“Managing solar PV, storage, and consumption at home is a different challenge for us. This is why the new inverter is presented as part of our FusionHome Smart Energy Management System,” the Huawei spokesperson adds. “Huawei’s residential solutions focus more on what people feel and think, to provide the best experience of a home energy system.

Huawei is also rolling out optimizers as part of its residential package, which can help to counter the effects of shading by isolating the effects to just one module, rather than the whole system. They also allow for modules to be installed facing in different directions. Huawei’s smart PV optimizer can be mounted to the frame in the warehouse for easy installation, is waterproof (IP68) for outdoor installation, and allows for rapid module voltage shutdown – an important feature given safety regulations for residential PV systems in leading markets including the U.S.

Key markets

After the launch of residential products last year, Huawei initially maintained its focus on China and European markets.
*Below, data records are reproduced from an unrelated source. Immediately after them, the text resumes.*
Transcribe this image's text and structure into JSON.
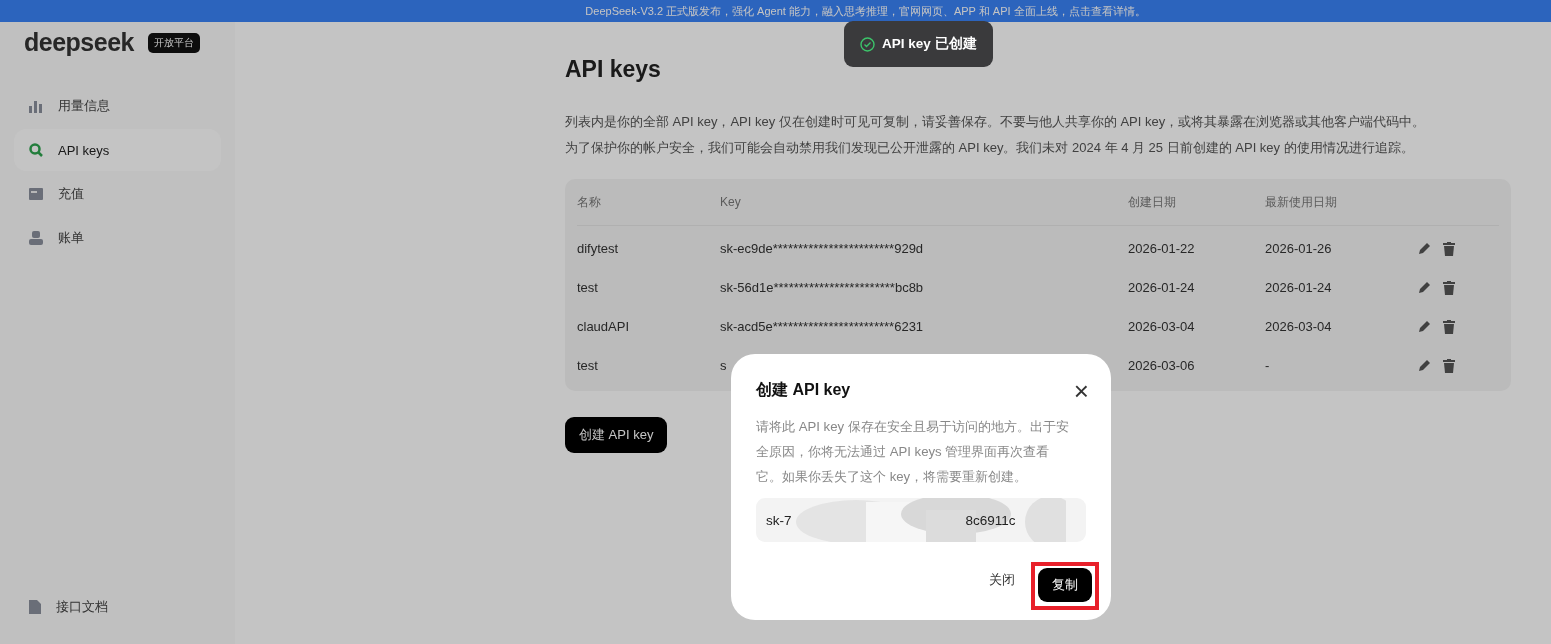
{
  "banner": {
    "text": "DeepSeek-V3.2 正式版发布，强化 Agent 能力，融入思考推理，官网网页、APP 和 API 全面上线，点击查看详情。"
  },
  "sidebar": {
    "logo": "deepseek",
    "badge": "开放平台",
    "items": [
      {
        "label": "用量信息",
        "selected": false
      },
      {
        "label": "API keys",
        "selected": true
      },
      {
        "label": "充值",
        "selected": false
      },
      {
        "label": "账单",
        "selected": false
      }
    ],
    "footer_item": {
      "label": "接口文档"
    }
  },
  "main": {
    "title": "API keys",
    "description": [
      "列表内是你的全部 API key，API key 仅在创建时可见可复制，请妥善保存。不要与他人共享你的 API key，或将其暴露在浏览器或其他客户端代码中。",
      "为了保护你的帐户安全，我们可能会自动禁用我们发现已公开泄露的 API key。我们未对 2024 年 4 月 25 日前创建的 API key 的使用情况进行追踪。"
    ],
    "table": {
      "columns": [
        "名称",
        "Key",
        "创建日期",
        "最新使用日期"
      ],
      "rows": [
        {
          "name": "difytest",
          "key": "sk-ec9de************************929d",
          "created": "2026-01-22",
          "last_used": "2026-01-26"
        },
        {
          "name": "test",
          "key": "sk-56d1e************************bc8b",
          "created": "2026-01-24",
          "last_used": "2026-01-24"
        },
        {
          "name": "claudAPI",
          "key": "sk-acd5e************************6231",
          "created": "2026-03-04",
          "last_used": "2026-03-04"
        },
        {
          "name": "test",
          "key": "s",
          "created": "2026-03-06",
          "last_used": "-"
        }
      ]
    },
    "create_button": "创建 API key"
  },
  "toast": {
    "text": "API key 已创建"
  },
  "dialog": {
    "title": "创建 API key",
    "close": "×",
    "message": "请将此 API key 保存在安全且易于访问的地方。出于安全原因，你将无法通过 API keys 管理界面再次查看它。如果你丢失了这个 key，将需要重新创建。",
    "key_parts": [
      "sk-7",
      "8c6911c"
    ],
    "redacted": true,
    "buttons": [
      {
        "label": "关闭",
        "kind": "text",
        "highlighted": false
      },
      {
        "label": "复制",
        "kind": "primary",
        "highlighted": true
      }
    ]
  }
}
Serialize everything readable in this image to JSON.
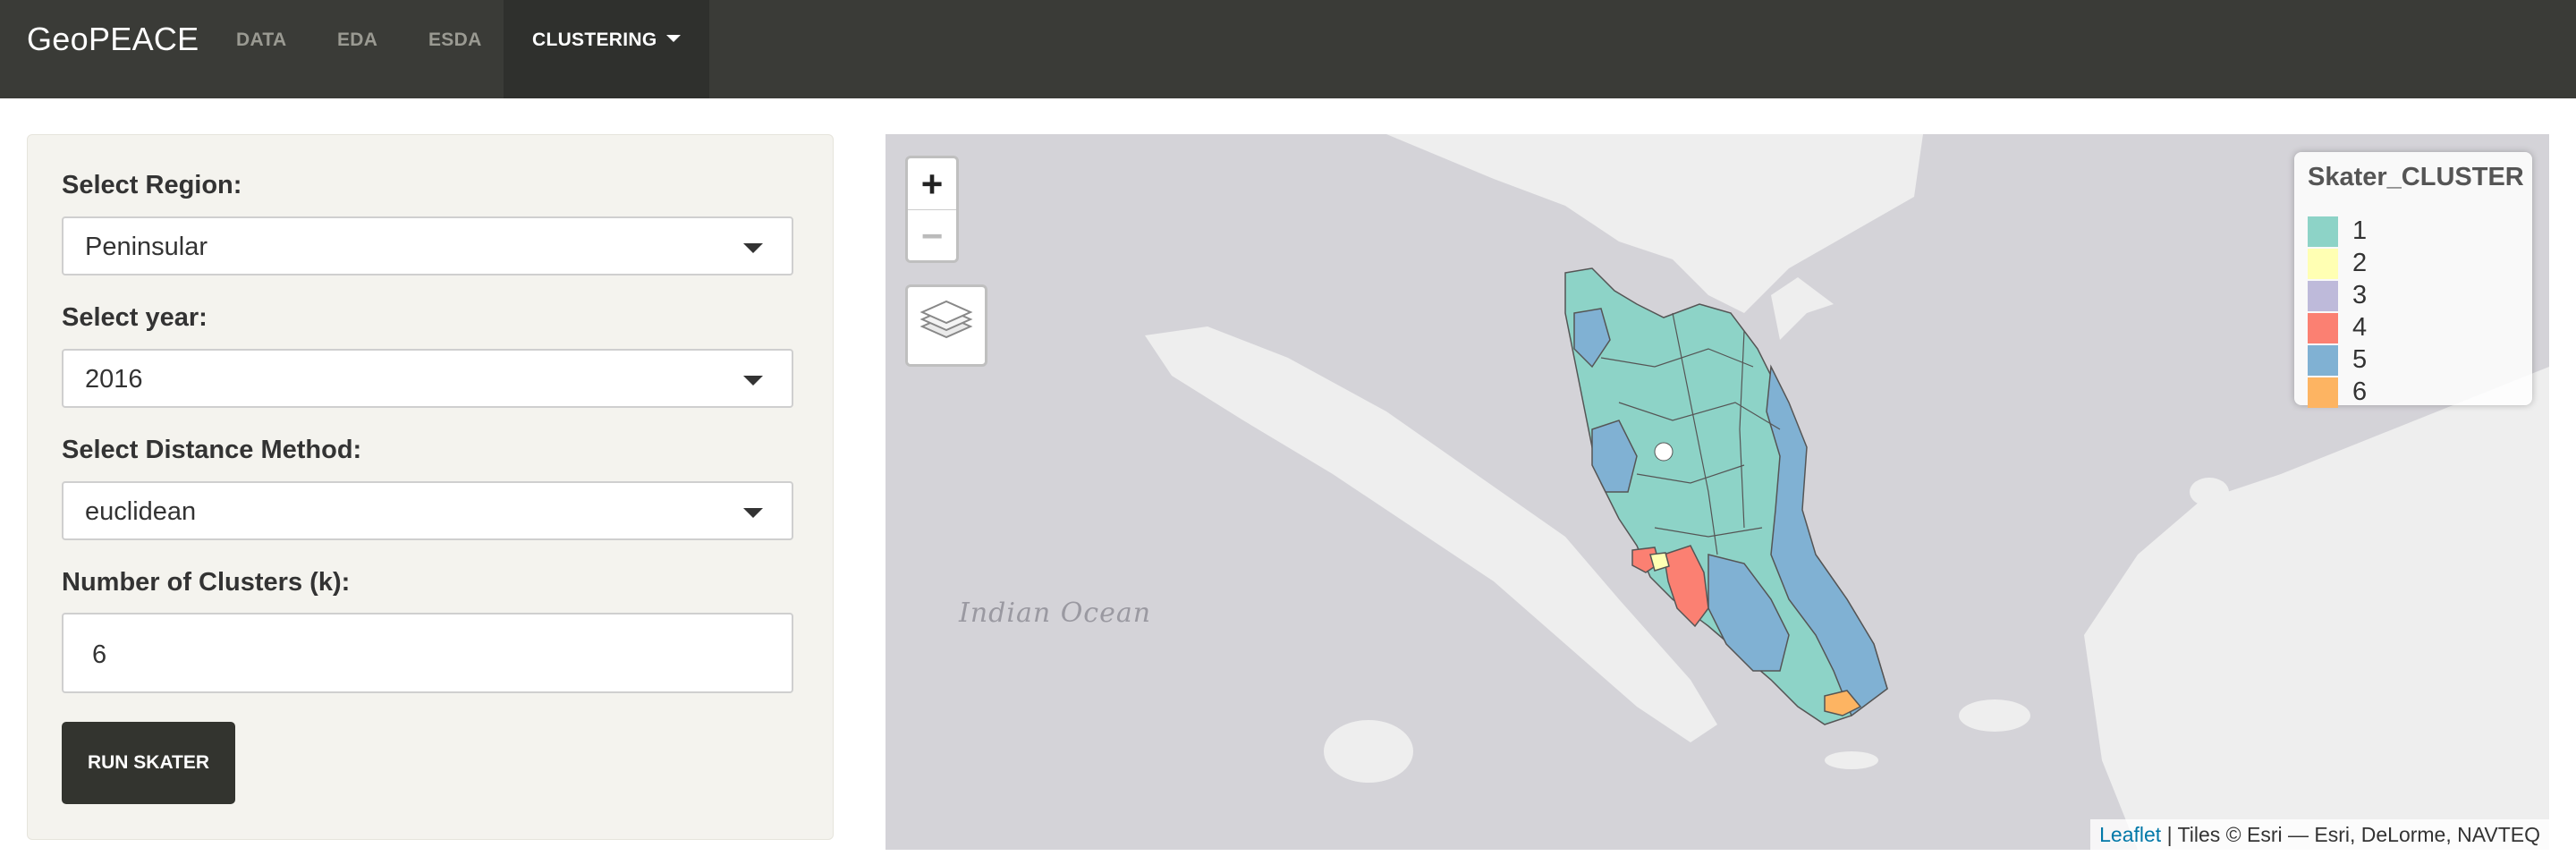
{
  "navbar": {
    "brand": "GeoPEACE",
    "items": [
      {
        "label": "DATA"
      },
      {
        "label": "EDA"
      },
      {
        "label": "ESDA"
      },
      {
        "label": "CLUSTERING"
      }
    ]
  },
  "sidebar": {
    "region": {
      "label": "Select Region:",
      "value": "Peninsular"
    },
    "year": {
      "label": "Select year:",
      "value": "2016"
    },
    "distance": {
      "label": "Select Distance Method:",
      "value": "euclidean"
    },
    "clusters": {
      "label": "Number of Clusters (k):",
      "value": "6"
    },
    "run_button": "RUN SKATER"
  },
  "map": {
    "zoom_in": "+",
    "zoom_out": "−",
    "ocean_label": "Indian Ocean",
    "legend": {
      "title": "Skater_CLUSTER",
      "items": [
        {
          "label": "1",
          "color": "#8dd3c7"
        },
        {
          "label": "2",
          "color": "#ffffb3"
        },
        {
          "label": "3",
          "color": "#bebada"
        },
        {
          "label": "4",
          "color": "#fb8072"
        },
        {
          "label": "5",
          "color": "#80b1d3"
        },
        {
          "label": "6",
          "color": "#fdb462"
        }
      ]
    },
    "attribution_link": "Leaflet",
    "attribution_text": " | Tiles © Esri — Esri, DeLorme, NAVTEQ"
  }
}
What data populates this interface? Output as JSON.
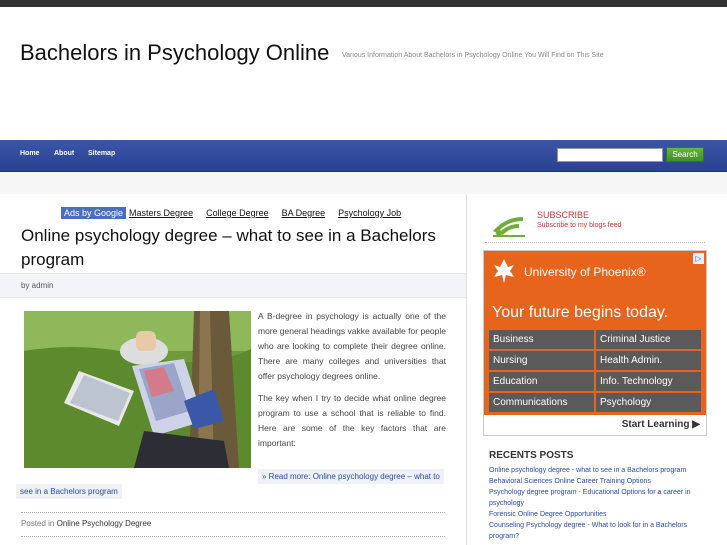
{
  "site": {
    "title": "Bachelors in Psychology Online",
    "tagline": "Various Information About Bachelors in Psychology Online You Will Find on This Site"
  },
  "nav": {
    "items": [
      "Home",
      "About",
      "Sitemap"
    ],
    "search_button": "Search",
    "search_placeholder": ""
  },
  "ads": {
    "label": "Ads by Google",
    "links": [
      "Masters Degree",
      "College Degree",
      "BA Degree",
      "Psychology Job"
    ]
  },
  "post": {
    "title": "Online psychology degree – what to see in a Bachelors program",
    "byline": "by admin",
    "paragraphs": [
      "A B-degree in psychology is actually one of the more general headings vakke available for people who are looking to complete their degree online. There are many colleges and universities that offer psychology degrees online.",
      "The key when I try to decide what online degree program to use a school that is reliable to find. Here are some of the key factors that are important:"
    ],
    "read_more_line1": "» Read more: Online psychology degree – what to",
    "read_more_line2": "see in a Bachelors program",
    "posted_in_label": "Posted in",
    "category": "Online Psychology Degree"
  },
  "sidebar": {
    "subscribe_title": "SUBSCRIBE",
    "subscribe_sub": "Subscribe to my blogs feed",
    "ad": {
      "brand": "University of Phoenix®",
      "headline": "Your future begins today.",
      "cells": [
        "Business",
        "Criminal Justice",
        "Nursing",
        "Health Admin.",
        "Education",
        "Info. Technology",
        "Communications",
        "Psychology"
      ],
      "cta": "Start Learning ▶",
      "choice": "▷",
      "color": "#e6641b"
    },
    "recent_title": "RECENTS POSTS",
    "recent_posts": [
      "Online psychology degree - what to see in a Bachelors program",
      "Behavioral Sciences Online Career Training Options",
      "Psychology degree program - Educational Options for a career in psychology",
      "Forensic Online Degree Opportunities",
      "Counseling Psychology degree - What to look for in a Bachelors program?"
    ]
  }
}
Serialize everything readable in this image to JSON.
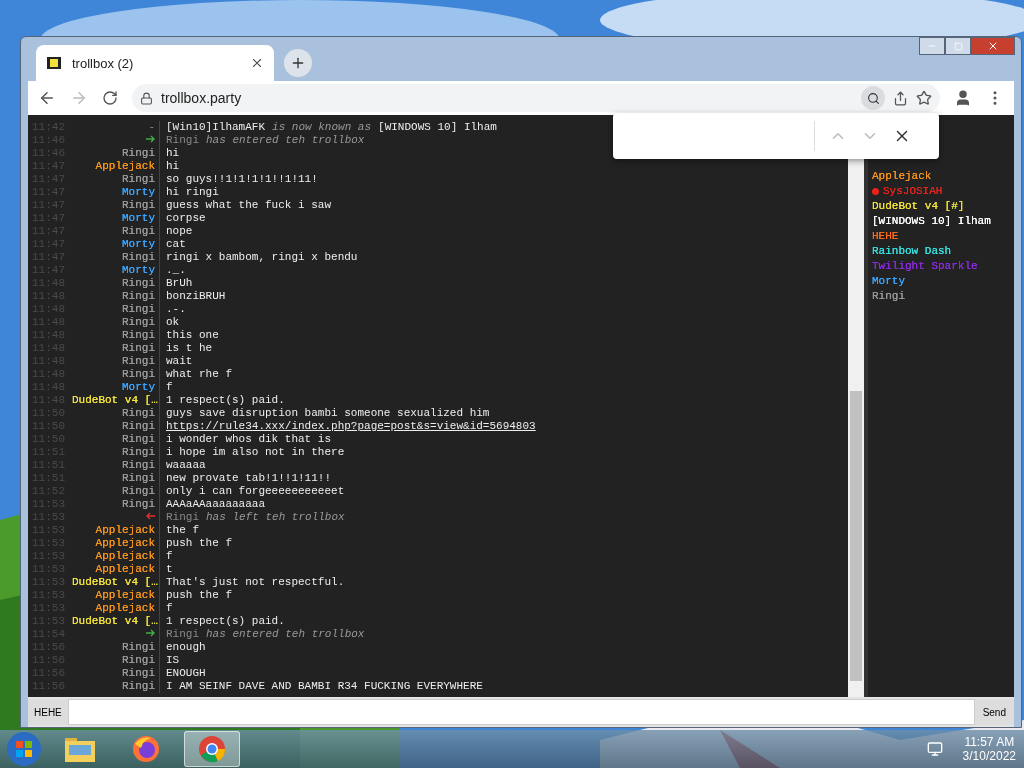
{
  "browser": {
    "tab": {
      "title": "trollbox (2)"
    },
    "url": "trollbox.party"
  },
  "messages": [
    {
      "kind": "rename",
      "time": "11:42",
      "nick": "-",
      "old": "[Win10]IlhamAFK",
      "action": "is now known as",
      "new": "[WINDOWS 10] Ilham"
    },
    {
      "kind": "enter",
      "time": "11:46",
      "nick": "Ringi",
      "action": "has entered teh trollbox"
    },
    {
      "kind": "msg",
      "time": "11:46",
      "nick": "Ringi",
      "color": "#9a9a9a",
      "text": "hi"
    },
    {
      "kind": "msg",
      "time": "11:47",
      "nick": "Applejack",
      "color": "#f7941d",
      "text": "hi"
    },
    {
      "kind": "msg",
      "time": "11:47",
      "nick": "Ringi",
      "color": "#9a9a9a",
      "text": "so guys!!1!1!1!1!!1!11!"
    },
    {
      "kind": "msg",
      "time": "11:47",
      "nick": "Morty",
      "color": "#3aa6ff",
      "text": "hi ringi"
    },
    {
      "kind": "msg",
      "time": "11:47",
      "nick": "Ringi",
      "color": "#9a9a9a",
      "text": "guess what the fuck i saw"
    },
    {
      "kind": "msg",
      "time": "11:47",
      "nick": "Morty",
      "color": "#3aa6ff",
      "text": "corpse"
    },
    {
      "kind": "msg",
      "time": "11:47",
      "nick": "Ringi",
      "color": "#9a9a9a",
      "text": "nope"
    },
    {
      "kind": "msg",
      "time": "11:47",
      "nick": "Morty",
      "color": "#3aa6ff",
      "text": "cat"
    },
    {
      "kind": "msg",
      "time": "11:47",
      "nick": "Ringi",
      "color": "#9a9a9a",
      "text": "ringi x bambom, ringi x bendu"
    },
    {
      "kind": "msg",
      "time": "11:47",
      "nick": "Morty",
      "color": "#3aa6ff",
      "text": "._."
    },
    {
      "kind": "msg",
      "time": "11:48",
      "nick": "Ringi",
      "color": "#9a9a9a",
      "text": "BrUh"
    },
    {
      "kind": "msg",
      "time": "11:48",
      "nick": "Ringi",
      "color": "#9a9a9a",
      "text": "bonziBRUH"
    },
    {
      "kind": "msg",
      "time": "11:48",
      "nick": "Ringi",
      "color": "#9a9a9a",
      "text": ".-."
    },
    {
      "kind": "msg",
      "time": "11:48",
      "nick": "Ringi",
      "color": "#9a9a9a",
      "text": "ok"
    },
    {
      "kind": "msg",
      "time": "11:48",
      "nick": "Ringi",
      "color": "#9a9a9a",
      "text": "this one"
    },
    {
      "kind": "msg",
      "time": "11:48",
      "nick": "Ringi",
      "color": "#9a9a9a",
      "text": "is t he"
    },
    {
      "kind": "msg",
      "time": "11:48",
      "nick": "Ringi",
      "color": "#9a9a9a",
      "text": "wait"
    },
    {
      "kind": "msg",
      "time": "11:48",
      "nick": "Ringi",
      "color": "#9a9a9a",
      "text": "what rhe f"
    },
    {
      "kind": "msg",
      "time": "11:48",
      "nick": "Morty",
      "color": "#3aa6ff",
      "text": "f"
    },
    {
      "kind": "msg",
      "time": "11:48",
      "nick": "DudeBot v4 […",
      "color": "#f2e23b",
      "text": "1 respect(s) paid."
    },
    {
      "kind": "msg",
      "time": "11:50",
      "nick": "Ringi",
      "color": "#9a9a9a",
      "text": "guys save disruption bambi someone sexualized him"
    },
    {
      "kind": "link",
      "time": "11:50",
      "nick": "Ringi",
      "color": "#9a9a9a",
      "text": "https://rule34.xxx/index.php?page=post&s=view&id=5694803"
    },
    {
      "kind": "msg",
      "time": "11:50",
      "nick": "Ringi",
      "color": "#9a9a9a",
      "text": "i wonder whos dik that is"
    },
    {
      "kind": "msg",
      "time": "11:51",
      "nick": "Ringi",
      "color": "#9a9a9a",
      "text": "i hope im also not in there"
    },
    {
      "kind": "msg",
      "time": "11:51",
      "nick": "Ringi",
      "color": "#9a9a9a",
      "text": "waaaaa"
    },
    {
      "kind": "msg",
      "time": "11:51",
      "nick": "Ringi",
      "color": "#9a9a9a",
      "text": "new provate tab!1!!1!11!!"
    },
    {
      "kind": "msg",
      "time": "11:52",
      "nick": "Ringi",
      "color": "#9a9a9a",
      "text": "only i can forgeeeeeeeeeeet"
    },
    {
      "kind": "msg",
      "time": "11:53",
      "nick": "Ringi",
      "color": "#9a9a9a",
      "text": "AAAaAAaaaaaaaaa"
    },
    {
      "kind": "leave",
      "time": "11:53",
      "nick": "Ringi",
      "action": "has left teh trollbox"
    },
    {
      "kind": "msg",
      "time": "11:53",
      "nick": "Applejack",
      "color": "#f7941d",
      "text": "the f"
    },
    {
      "kind": "msg",
      "time": "11:53",
      "nick": "Applejack",
      "color": "#f7941d",
      "text": "push the f"
    },
    {
      "kind": "msg",
      "time": "11:53",
      "nick": "Applejack",
      "color": "#f7941d",
      "text": "f"
    },
    {
      "kind": "msg",
      "time": "11:53",
      "nick": "Applejack",
      "color": "#f7941d",
      "text": "t"
    },
    {
      "kind": "msg",
      "time": "11:53",
      "nick": "DudeBot v4 […",
      "color": "#f2e23b",
      "text": "That's just not respectful."
    },
    {
      "kind": "msg",
      "time": "11:53",
      "nick": "Applejack",
      "color": "#f7941d",
      "text": "push the f"
    },
    {
      "kind": "msg",
      "time": "11:53",
      "nick": "Applejack",
      "color": "#f7941d",
      "text": "f"
    },
    {
      "kind": "msg",
      "time": "11:53",
      "nick": "DudeBot v4 […",
      "color": "#f2e23b",
      "text": "1 respect(s) paid."
    },
    {
      "kind": "enter",
      "time": "11:54",
      "nick": "Ringi",
      "action": "has entered teh trollbox"
    },
    {
      "kind": "msg",
      "time": "11:56",
      "nick": "Ringi",
      "color": "#9a9a9a",
      "text": "enough"
    },
    {
      "kind": "msg",
      "time": "11:56",
      "nick": "Ringi",
      "color": "#9a9a9a",
      "text": "IS"
    },
    {
      "kind": "msg",
      "time": "11:56",
      "nick": "Ringi",
      "color": "#9a9a9a",
      "text": "ENOUGH"
    },
    {
      "kind": "msg",
      "time": "11:56",
      "nick": "Ringi",
      "color": "#9a9a9a",
      "text": "I AM SEINF DAVE AND BAMBI R34 FUCKING EVERYWHERE"
    }
  ],
  "users": [
    {
      "name": "Applejack",
      "color": "#f7941d"
    },
    {
      "name": "SysJOSIAH",
      "color": "#e8221b",
      "kind": "admin"
    },
    {
      "name": "DudeBot v4 [#]",
      "color": "#f2e23b"
    },
    {
      "name": "[WINDOWS 10] Ilham",
      "color": "#ffffff"
    },
    {
      "name": "HEHE",
      "color": "#ff6a1a"
    },
    {
      "name": "Rainbow Dash",
      "color": "#33e0e0"
    },
    {
      "name": "Twilight Sparkle",
      "color": "#8a2be2"
    },
    {
      "name": "Morty",
      "color": "#3aa6ff"
    },
    {
      "name": "Ringi",
      "color": "#9a9a9a"
    }
  ],
  "input_bar": {
    "nick": "HEHE",
    "send": "Send"
  },
  "taskbar": {
    "time": "11:57 AM",
    "date": "3/10/2022",
    "apps": [
      {
        "kind": "folder",
        "selected": false
      },
      {
        "kind": "firefox",
        "selected": false
      },
      {
        "kind": "chrome",
        "selected": true
      }
    ]
  }
}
This year, however, launches are planned for other major residential markets, beginning with the U.S.: Huawei has announced a partnership in the U.S. with monitoring and data analytics firm Locus Energy – which will allow it to leverage data centers and other infrastructure within the country.

“Huawei’s FusionHome Smart Energy Solution is an important addition to the U.S. residential solar market,” said Locus Energy President Michael Herzig. “We are very excited to partner with Huawei on this initiative, and provide their customers with our monitoring platform, including our unique analytics offerings to help ensure system output is optimized.”

China’s interest in residential and distributed solar grew substantially in 2017, and this may also have been advantageous to Huawei’s plans. “In China, one of the interesting things is that the residential market is starting to take off: That was a key driver for many residential inverter suppliers in 2017,” explains Cormac Gilligan, Research Manager Solar and Energy Storage at IHS Markit. “What that means is that they will have achieved volumes in the hundreds of megawatts range – approaching 1 GW in some cases. That will give them a nice cushion to internationalize. With a player such as Huawei, they can just pick out all the data, and look at where the big residential markets are.”

Changing tack

It is also important to note that operating in the residential sector requires very different methods of doing business in comparison to utility projects, where Huawei has already made a name for itself. “It’s a different customer base – you’re dealing more with distributors and installers, and thousands of systems,” explains Gilligan. “In these markets for residential you need to partner with big distributors – it can be very fragmented. Huawei, in terms of strategy, is going after what are perceived to be some of the big markets – Germany, Australia, the U.S., China.”

As Huawei moves into competition with established players in the residential sector, the company’s experience in consumer electronics could help it to gain an advantage. “Residential is almost like B2C, it’s more hands on than utilityscale,” adds Gilligan. “There is a higher quantity of customers to deal with, you need more people for sales, service, and installation, etc. Through its sister divisions in smartphone and telecoms, Huawei has a history in high volume customer-based approaches that it will be able to leverage. So far it’s early days, but they will have very aggressive targets.”